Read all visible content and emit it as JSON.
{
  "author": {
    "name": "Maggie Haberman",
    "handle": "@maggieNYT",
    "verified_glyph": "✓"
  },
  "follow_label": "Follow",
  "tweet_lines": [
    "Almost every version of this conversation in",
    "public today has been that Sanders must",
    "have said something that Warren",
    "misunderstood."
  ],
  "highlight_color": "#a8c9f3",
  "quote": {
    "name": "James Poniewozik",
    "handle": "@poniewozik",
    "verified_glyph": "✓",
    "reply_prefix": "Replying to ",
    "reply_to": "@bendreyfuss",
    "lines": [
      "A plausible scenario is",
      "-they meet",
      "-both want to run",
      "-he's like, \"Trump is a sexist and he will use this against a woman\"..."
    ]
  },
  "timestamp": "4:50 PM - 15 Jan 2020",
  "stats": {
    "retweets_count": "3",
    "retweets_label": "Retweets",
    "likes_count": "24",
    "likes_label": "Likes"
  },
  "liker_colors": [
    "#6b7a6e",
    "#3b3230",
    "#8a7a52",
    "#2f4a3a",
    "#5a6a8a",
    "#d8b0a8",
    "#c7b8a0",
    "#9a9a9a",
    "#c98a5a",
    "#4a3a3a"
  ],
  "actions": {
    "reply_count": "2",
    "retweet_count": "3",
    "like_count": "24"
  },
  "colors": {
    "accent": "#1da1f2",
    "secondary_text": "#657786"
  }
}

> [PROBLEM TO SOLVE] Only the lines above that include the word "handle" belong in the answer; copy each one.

> [REPLY]
    "handle": "@maggieNYT",
    "handle": "@poniewozik",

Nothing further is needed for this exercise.